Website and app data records

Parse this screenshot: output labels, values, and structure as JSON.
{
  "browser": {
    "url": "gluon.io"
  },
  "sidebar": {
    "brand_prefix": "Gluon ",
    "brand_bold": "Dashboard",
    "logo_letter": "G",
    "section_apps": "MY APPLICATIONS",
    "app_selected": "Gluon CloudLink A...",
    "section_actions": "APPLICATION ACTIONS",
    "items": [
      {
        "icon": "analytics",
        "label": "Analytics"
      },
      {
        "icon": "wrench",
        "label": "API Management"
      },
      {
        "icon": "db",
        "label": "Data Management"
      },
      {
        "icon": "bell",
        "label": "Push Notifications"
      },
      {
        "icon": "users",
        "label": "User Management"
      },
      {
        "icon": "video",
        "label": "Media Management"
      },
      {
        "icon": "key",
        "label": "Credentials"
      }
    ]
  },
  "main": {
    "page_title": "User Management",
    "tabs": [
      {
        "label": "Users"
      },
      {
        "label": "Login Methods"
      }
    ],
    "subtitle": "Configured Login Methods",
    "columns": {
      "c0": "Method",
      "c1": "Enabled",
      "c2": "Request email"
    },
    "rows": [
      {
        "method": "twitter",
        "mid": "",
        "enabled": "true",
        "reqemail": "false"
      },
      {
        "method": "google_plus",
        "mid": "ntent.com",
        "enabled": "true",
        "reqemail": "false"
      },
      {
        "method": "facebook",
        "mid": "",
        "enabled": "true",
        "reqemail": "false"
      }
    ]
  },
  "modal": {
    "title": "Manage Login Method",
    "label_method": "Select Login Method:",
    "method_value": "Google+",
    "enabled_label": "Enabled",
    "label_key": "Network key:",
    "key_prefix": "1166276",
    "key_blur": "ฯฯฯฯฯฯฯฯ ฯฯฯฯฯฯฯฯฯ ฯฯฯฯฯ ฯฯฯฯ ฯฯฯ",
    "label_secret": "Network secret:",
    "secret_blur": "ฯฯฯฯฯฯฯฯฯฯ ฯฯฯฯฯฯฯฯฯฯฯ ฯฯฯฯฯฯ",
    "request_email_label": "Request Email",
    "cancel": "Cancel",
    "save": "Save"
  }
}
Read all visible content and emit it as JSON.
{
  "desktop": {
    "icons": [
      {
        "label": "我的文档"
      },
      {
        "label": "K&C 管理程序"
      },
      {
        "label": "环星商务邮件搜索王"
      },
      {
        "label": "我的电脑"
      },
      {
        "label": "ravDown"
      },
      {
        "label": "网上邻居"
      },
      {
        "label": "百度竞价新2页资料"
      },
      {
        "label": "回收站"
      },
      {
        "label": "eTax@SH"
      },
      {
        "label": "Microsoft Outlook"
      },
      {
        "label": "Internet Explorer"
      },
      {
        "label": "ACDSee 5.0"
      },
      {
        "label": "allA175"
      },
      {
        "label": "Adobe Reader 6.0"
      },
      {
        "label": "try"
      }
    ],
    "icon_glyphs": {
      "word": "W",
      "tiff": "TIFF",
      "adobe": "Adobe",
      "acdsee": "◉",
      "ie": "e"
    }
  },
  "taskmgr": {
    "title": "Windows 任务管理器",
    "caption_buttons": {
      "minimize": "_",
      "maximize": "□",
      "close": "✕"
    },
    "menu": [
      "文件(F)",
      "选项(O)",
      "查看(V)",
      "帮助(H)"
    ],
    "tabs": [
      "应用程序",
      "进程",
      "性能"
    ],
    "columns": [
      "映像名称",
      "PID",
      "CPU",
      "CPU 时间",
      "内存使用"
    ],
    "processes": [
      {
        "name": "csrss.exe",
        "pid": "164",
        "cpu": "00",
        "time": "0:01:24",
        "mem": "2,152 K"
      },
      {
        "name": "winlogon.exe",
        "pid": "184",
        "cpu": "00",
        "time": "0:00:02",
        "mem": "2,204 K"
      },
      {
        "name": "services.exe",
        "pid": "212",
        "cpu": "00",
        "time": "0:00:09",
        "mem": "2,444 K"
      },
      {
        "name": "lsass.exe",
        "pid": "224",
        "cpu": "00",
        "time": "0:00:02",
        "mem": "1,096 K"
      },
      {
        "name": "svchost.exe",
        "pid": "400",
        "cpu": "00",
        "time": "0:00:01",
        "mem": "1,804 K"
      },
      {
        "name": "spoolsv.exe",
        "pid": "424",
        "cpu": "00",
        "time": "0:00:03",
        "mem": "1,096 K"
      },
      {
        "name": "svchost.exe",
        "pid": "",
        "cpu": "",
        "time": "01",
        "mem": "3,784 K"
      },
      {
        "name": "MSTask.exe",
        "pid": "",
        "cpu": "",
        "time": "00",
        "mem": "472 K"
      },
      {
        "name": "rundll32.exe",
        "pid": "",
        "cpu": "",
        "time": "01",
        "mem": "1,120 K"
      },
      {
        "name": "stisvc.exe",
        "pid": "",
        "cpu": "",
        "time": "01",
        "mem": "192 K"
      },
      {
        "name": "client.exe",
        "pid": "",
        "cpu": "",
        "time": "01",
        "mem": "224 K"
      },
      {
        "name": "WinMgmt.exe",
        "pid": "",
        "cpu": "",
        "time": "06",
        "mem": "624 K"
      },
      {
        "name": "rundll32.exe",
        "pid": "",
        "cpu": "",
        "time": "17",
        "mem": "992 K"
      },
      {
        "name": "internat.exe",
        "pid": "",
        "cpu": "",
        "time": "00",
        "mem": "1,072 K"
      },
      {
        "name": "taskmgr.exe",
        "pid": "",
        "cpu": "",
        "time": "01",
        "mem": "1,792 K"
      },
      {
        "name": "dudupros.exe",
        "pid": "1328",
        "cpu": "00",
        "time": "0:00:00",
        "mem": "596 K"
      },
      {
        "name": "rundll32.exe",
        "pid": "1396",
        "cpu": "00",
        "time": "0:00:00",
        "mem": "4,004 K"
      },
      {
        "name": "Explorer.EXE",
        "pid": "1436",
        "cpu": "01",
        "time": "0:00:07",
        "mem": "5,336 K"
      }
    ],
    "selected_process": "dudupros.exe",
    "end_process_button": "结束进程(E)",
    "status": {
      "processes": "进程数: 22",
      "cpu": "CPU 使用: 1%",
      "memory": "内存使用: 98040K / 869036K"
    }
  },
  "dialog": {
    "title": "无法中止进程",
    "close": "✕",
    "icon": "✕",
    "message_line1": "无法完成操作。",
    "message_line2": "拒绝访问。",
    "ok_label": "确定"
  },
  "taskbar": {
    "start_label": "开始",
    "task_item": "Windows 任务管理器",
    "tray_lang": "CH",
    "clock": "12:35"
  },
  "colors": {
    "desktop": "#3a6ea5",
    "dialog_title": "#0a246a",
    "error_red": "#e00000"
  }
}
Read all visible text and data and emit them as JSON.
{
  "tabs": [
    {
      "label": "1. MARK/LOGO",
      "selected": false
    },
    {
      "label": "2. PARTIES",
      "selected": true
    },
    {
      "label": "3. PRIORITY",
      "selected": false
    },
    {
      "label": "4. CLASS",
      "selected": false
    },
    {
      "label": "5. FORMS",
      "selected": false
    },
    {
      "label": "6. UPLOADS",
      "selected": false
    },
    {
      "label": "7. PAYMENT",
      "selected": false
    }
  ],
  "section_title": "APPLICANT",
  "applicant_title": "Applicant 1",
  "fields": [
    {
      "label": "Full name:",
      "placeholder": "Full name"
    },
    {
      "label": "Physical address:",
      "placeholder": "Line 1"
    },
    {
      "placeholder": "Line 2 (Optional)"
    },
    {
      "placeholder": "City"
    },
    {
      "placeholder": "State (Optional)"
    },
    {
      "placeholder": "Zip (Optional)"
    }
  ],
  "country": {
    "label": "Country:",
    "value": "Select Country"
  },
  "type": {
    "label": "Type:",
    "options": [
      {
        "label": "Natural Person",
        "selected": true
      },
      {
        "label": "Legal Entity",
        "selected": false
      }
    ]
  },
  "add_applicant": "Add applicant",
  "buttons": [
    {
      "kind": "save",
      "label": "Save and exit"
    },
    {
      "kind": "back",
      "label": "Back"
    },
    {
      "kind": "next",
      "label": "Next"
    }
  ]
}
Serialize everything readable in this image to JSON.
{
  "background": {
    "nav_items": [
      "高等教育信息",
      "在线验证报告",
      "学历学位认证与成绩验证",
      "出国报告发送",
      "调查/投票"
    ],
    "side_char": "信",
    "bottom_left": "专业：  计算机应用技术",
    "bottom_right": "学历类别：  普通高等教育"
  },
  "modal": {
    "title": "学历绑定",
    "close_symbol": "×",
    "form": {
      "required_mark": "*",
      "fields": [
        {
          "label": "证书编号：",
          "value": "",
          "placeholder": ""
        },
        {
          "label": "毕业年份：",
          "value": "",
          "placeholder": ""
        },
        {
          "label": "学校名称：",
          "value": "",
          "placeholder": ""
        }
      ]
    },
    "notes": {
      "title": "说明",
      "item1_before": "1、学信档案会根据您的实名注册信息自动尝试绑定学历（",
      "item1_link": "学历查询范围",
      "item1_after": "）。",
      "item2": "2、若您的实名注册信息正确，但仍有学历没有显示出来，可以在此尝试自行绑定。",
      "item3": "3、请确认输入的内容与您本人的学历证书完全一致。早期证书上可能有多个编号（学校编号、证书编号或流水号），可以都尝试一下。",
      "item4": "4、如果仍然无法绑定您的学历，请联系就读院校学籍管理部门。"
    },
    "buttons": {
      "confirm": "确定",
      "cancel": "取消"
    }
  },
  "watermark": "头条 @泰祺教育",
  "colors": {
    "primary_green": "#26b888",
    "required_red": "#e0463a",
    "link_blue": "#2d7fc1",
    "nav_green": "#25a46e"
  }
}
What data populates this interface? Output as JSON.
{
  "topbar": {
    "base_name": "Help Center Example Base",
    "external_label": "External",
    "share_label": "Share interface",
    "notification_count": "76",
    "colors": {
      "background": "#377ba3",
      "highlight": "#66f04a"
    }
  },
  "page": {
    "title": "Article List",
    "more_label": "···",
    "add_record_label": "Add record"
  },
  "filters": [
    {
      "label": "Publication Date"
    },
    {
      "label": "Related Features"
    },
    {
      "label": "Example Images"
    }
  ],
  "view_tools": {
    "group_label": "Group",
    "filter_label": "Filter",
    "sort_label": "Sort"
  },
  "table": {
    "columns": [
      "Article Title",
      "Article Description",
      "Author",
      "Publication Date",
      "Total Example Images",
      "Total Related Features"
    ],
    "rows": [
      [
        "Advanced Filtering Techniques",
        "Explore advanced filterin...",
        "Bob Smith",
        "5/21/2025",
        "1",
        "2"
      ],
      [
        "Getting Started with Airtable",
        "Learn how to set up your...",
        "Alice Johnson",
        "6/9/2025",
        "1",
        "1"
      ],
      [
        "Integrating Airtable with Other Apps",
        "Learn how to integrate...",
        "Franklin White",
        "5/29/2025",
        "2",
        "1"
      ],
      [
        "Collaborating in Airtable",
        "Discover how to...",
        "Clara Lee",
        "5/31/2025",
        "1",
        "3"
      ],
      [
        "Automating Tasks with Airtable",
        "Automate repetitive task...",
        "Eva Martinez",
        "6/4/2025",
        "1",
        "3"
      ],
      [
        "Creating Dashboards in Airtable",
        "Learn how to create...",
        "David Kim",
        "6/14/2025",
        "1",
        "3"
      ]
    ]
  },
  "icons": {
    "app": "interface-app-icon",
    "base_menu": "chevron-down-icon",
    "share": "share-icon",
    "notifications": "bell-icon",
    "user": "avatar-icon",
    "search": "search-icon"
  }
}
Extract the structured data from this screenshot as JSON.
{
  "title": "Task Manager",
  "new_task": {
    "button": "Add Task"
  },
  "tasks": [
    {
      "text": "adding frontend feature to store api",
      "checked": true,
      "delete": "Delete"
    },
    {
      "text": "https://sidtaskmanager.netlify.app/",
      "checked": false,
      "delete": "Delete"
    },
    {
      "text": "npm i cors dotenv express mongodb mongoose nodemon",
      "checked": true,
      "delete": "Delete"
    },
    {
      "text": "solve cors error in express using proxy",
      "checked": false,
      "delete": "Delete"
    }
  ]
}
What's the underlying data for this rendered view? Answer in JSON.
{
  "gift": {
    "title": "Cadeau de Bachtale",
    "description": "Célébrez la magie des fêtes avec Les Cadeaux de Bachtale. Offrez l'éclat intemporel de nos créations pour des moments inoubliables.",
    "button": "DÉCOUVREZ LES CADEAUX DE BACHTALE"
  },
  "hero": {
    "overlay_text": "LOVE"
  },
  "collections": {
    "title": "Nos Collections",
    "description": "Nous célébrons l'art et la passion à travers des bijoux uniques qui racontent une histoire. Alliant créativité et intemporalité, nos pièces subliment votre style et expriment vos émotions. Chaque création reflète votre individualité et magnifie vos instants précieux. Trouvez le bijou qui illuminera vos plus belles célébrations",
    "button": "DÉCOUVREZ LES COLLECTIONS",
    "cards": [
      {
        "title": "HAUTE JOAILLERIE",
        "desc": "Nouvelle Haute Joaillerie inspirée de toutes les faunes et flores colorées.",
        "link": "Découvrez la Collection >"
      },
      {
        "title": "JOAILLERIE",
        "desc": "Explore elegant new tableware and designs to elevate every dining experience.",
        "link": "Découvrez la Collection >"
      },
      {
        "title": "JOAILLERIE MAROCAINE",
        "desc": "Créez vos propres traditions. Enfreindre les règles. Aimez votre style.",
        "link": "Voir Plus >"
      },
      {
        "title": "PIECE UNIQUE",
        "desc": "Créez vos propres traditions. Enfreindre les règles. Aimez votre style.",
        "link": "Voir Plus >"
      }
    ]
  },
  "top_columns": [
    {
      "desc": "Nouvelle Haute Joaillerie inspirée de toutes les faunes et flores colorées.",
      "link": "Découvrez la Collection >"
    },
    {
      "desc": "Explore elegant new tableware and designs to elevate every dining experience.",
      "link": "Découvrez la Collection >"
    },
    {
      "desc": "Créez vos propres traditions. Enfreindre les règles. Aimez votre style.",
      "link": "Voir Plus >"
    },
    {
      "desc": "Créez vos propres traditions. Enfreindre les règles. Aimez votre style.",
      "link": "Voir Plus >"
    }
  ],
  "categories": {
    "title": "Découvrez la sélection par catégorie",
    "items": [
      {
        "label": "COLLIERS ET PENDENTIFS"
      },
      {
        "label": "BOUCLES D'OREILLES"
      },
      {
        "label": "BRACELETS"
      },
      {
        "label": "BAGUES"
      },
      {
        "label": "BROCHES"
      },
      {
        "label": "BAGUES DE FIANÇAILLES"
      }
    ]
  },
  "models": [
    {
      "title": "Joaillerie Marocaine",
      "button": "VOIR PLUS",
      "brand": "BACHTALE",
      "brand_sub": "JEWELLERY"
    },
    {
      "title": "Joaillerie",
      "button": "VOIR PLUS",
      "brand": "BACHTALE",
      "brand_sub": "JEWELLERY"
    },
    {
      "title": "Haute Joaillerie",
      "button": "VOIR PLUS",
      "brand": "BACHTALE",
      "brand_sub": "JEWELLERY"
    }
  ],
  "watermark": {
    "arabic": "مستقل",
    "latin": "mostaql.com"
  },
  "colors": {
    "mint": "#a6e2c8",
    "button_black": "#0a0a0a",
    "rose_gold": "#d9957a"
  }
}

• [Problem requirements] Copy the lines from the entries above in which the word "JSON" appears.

• [Response below]
Parse this screenshot: output labels, values, and structure as JSON.
Read all visible content and emit it as JSON.
Read all visible text and data and emit them as JSON.
Serialize everything readable in this image to JSON.
What data populates this interface? Output as JSON.
Extract the structured data from this screenshot as JSON.
What's the underlying data for this rendered view? Answer in JSON.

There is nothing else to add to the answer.